The cervix is funny in that it's one of those body parts you aren't really aware of most of the time... until, that is, you get pregnant and suddenly it feels like somebody's stabbing you in the dang thing. Known as "lightning crotch," this bizarre and exceedingly unpleasant sensation is the result of increasing pressure on the nerve center by the cervix, and most of the time it's nothing to worry about (though you certainly have license to complain!). Sometimes, however, there are signs that your lightning crotch requires medical attention.
Of course, we completely understand the inclination to call your OB/GYN in a panic at the first onset of this discomfort (and by "discomfort" we mean "electrifying, aggressive bursts of agony"), but try not to freak out right away. Whether or not your symptoms are benign or potentially problematic depends on several factors, as does the reason why you have lightning crotch in the first place. Assuming your pregnancy is a healthy one and there are no cysts or other issues, this kind of pelvic pain in the first trimester might be due to your enlarging uterus and increased blood flow to your pelvis, both of which compress your bladder and make everything all around uncomfortable.
Moving into the second trimester, there are even more reasons why you might experience lightning crotch, such as your baby's intrauterine gymnastics (nothing like a tiny foot kicking you in the cervix!) and increasing weight. Varicose veins are another possible cause for lightning crotch at this point, as they can develop in the labia and vagina during pregnancy. What fun! And that's not all: Stretching of the round ligaments, explains Mama Natural, which support the uterus and pelvis, can result in this type of pain; some experts also believe that magnesium deficiency might make these symptoms worse, as it is essential for proper nerve function.
Unfortunately, the final stretch of pregnancy is usually when the symptoms of lightning crotch are the worst; the closer you get to your due date, the more likely it is that these pains are because you're getting closer to labor. As your baby descends lower into the birth canal, there's more pressure than ever on all those delicately placed nerves, resulting in stabbing pains that can extend to the rectum or even legs. Assuming everything is progressing the way it's supposed to and that you and your baby are safe, is there anything you can do to make lightning crotch less, well, awful? Honestly, like stretch marks and heartburn and swollen ankles, there's probably no way to completely escape this rite of passage (though not every woman experiences it).

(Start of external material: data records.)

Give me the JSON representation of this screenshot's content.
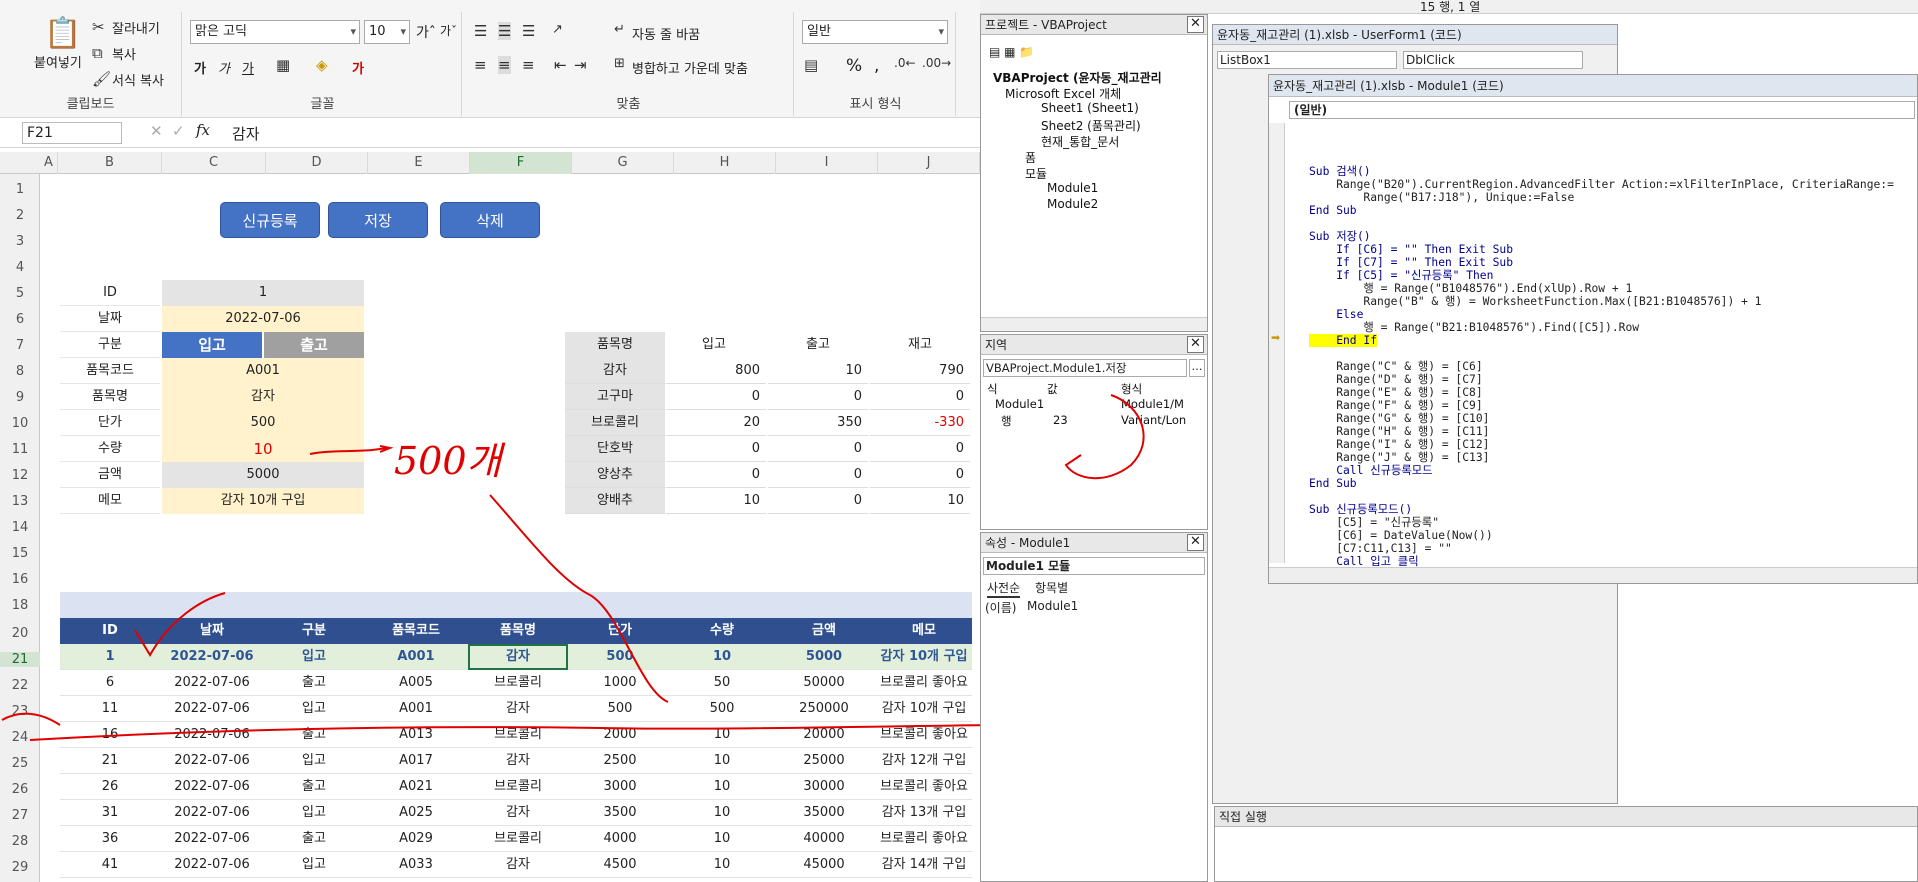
{
  "ribbon": {
    "clipboard": {
      "paste": "붙여넣기",
      "cut": "잘라내기",
      "copy": "복사",
      "format_painter": "서식 복사",
      "label": "클립보드"
    },
    "font": {
      "name": "맑은 고딕",
      "size": "10",
      "label": "글꼴"
    },
    "alignment": {
      "wrap": "자동 줄 바꿈",
      "merge": "병합하고 가운데 맞춤",
      "label": "맞춤"
    },
    "number": {
      "format": "일반",
      "label": "표시 형식"
    }
  },
  "formula_bar": {
    "name_box": "F21",
    "formula": "감자"
  },
  "sheet": {
    "columns": [
      "A",
      "B",
      "C",
      "D",
      "E",
      "F",
      "G",
      "H",
      "I",
      "J"
    ],
    "rows": [
      "1",
      "2",
      "3",
      "4",
      "5",
      "6",
      "7",
      "8",
      "9",
      "10",
      "11",
      "12",
      "13",
      "14",
      "15",
      "16",
      "18",
      "20",
      "21",
      "22",
      "23",
      "24",
      "25",
      "26",
      "27",
      "28",
      "29"
    ],
    "buttons": {
      "new": "신규등록",
      "save": "저장",
      "delete": "삭제"
    },
    "form": {
      "labels": [
        "ID",
        "날짜",
        "구분",
        "품목코드",
        "품목명",
        "단가",
        "수량",
        "금액",
        "메모"
      ],
      "id": "1",
      "date": "2022-07-06",
      "in_label": "입고",
      "out_label": "출고",
      "code": "A001",
      "name": "감자",
      "price": "500",
      "qty": "10",
      "amount": "5000",
      "memo": "감자 10개 구입"
    },
    "stock": {
      "headers": [
        "품목명",
        "입고",
        "출고",
        "재고"
      ],
      "rows": [
        [
          "감자",
          "800",
          "10",
          "790"
        ],
        [
          "고구마",
          "0",
          "0",
          "0"
        ],
        [
          "브로콜리",
          "20",
          "350",
          "-330"
        ],
        [
          "단호박",
          "0",
          "0",
          "0"
        ],
        [
          "양상추",
          "0",
          "0",
          "0"
        ],
        [
          "양배추",
          "10",
          "0",
          "10"
        ]
      ]
    },
    "table": {
      "headers": [
        "ID",
        "날짜",
        "구분",
        "품목코드",
        "품목명",
        "단가",
        "수량",
        "금액",
        "메모"
      ],
      "rows": [
        [
          "1",
          "2022-07-06",
          "입고",
          "A001",
          "감자",
          "500",
          "10",
          "5000",
          "감자 10개 구입"
        ],
        [
          "6",
          "2022-07-06",
          "출고",
          "A005",
          "브로콜리",
          "1000",
          "50",
          "50000",
          "브로콜리 좋아요"
        ],
        [
          "11",
          "2022-07-06",
          "입고",
          "A001",
          "감자",
          "500",
          "500",
          "250000",
          "감자 10개 구입"
        ],
        [
          "16",
          "2022-07-06",
          "출고",
          "A013",
          "브로콜리",
          "2000",
          "10",
          "20000",
          "브로콜리 좋아요"
        ],
        [
          "21",
          "2022-07-06",
          "입고",
          "A017",
          "감자",
          "2500",
          "10",
          "25000",
          "감자 12개 구입"
        ],
        [
          "26",
          "2022-07-06",
          "출고",
          "A021",
          "브로콜리",
          "3000",
          "10",
          "30000",
          "브로콜리 좋아요"
        ],
        [
          "31",
          "2022-07-06",
          "입고",
          "A025",
          "감자",
          "3500",
          "10",
          "35000",
          "감자 13개 구입"
        ],
        [
          "36",
          "2022-07-06",
          "출고",
          "A029",
          "브로콜리",
          "4000",
          "10",
          "40000",
          "브로콜리 좋아요"
        ],
        [
          "41",
          "2022-07-06",
          "입고",
          "A033",
          "감자",
          "4500",
          "10",
          "45000",
          "감자 14개 구입"
        ]
      ]
    },
    "annotation": "500개"
  },
  "vbe": {
    "toolbar_status": "15 행, 1 열",
    "project": {
      "title": "프로젝트 - VBAProject",
      "root": "VBAProject (윤자동_재고관리",
      "excel_objects": "Microsoft Excel 개체",
      "sheet1": "Sheet1 (Sheet1)",
      "sheet2": "Sheet2 (품목관리)",
      "workbook": "현재_통합_문서",
      "forms": "폼",
      "modules": "모듈",
      "module1": "Module1",
      "module2": "Module2"
    },
    "locals": {
      "title": "지역",
      "context": "VBAProject.Module1.저장",
      "headers": [
        "식",
        "값",
        "형식"
      ],
      "rows": [
        [
          "Module1",
          "",
          "Module1/M"
        ],
        [
          "행",
          "23",
          "Variant/Lon"
        ]
      ]
    },
    "properties": {
      "title": "속성 - Module1",
      "object": "Module1 모듈",
      "tab_alpha": "사전순",
      "tab_cat": "항목별",
      "prop_name": "(이름)",
      "prop_value": "Module1"
    },
    "userform_window": {
      "title": "윤자동_재고관리 (1).xlsb - UserForm1 (코드)",
      "object": "ListBox1",
      "proc": "DblClick"
    },
    "module_window": {
      "title": "윤자동_재고관리 (1).xlsb - Module1 (코드)",
      "general": "(일반)",
      "code": [
        "Sub 검색()",
        "    Range(\"B20\").CurrentRegion.AdvancedFilter Action:=xlFilterInPlace, CriteriaRange:=",
        "        Range(\"B17:J18\"), Unique:=False",
        "End Sub",
        "",
        "Sub 저장()",
        "    If [C6] = \"\" Then Exit Sub",
        "    If [C7] = \"\" Then Exit Sub",
        "    If [C5] = \"신규등록\" Then",
        "        행 = Range(\"B1048576\").End(xlUp).Row + 1",
        "        Range(\"B\" & 행) = WorksheetFunction.Max([B21:B1048576]) + 1",
        "    Else",
        "        행 = Range(\"B21:B1048576\").Find([C5]).Row",
        "    End If",
        "",
        "    Range(\"C\" & 행) = [C6]",
        "    Range(\"D\" & 행) = [C7]",
        "    Range(\"E\" & 행) = [C8]",
        "    Range(\"F\" & 행) = [C9]",
        "    Range(\"G\" & 행) = [C10]",
        "    Range(\"H\" & 행) = [C11]",
        "    Range(\"I\" & 행) = [C12]",
        "    Range(\"J\" & 행) = [C13]",
        "    Call 신규등록모드",
        "End Sub",
        "",
        "Sub 신규등록모드()",
        "    [C5] = \"신규등록\"",
        "    [C6] = DateValue(Now())",
        "    [C7:C11,C13] = \"\"",
        "    Call 입고_클릭",
        "End Sub"
      ]
    },
    "immediate": {
      "title": "직접 실행"
    }
  },
  "colors": {
    "accent_blue": "#4472c4",
    "header_navy": "#2f4f8f",
    "yellow_fill": "#fff2cc",
    "ink_red": "#e00000"
  }
}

Again, as alarming as these sensations can be, they're usually not a huge concern, but there are certain signs to look for, just in case. Be particularly cautious if you're less than 37 weeks along. If you experience any of these symptoms along with lightning crotch at any point in your pregnancy, let your doctor know right away: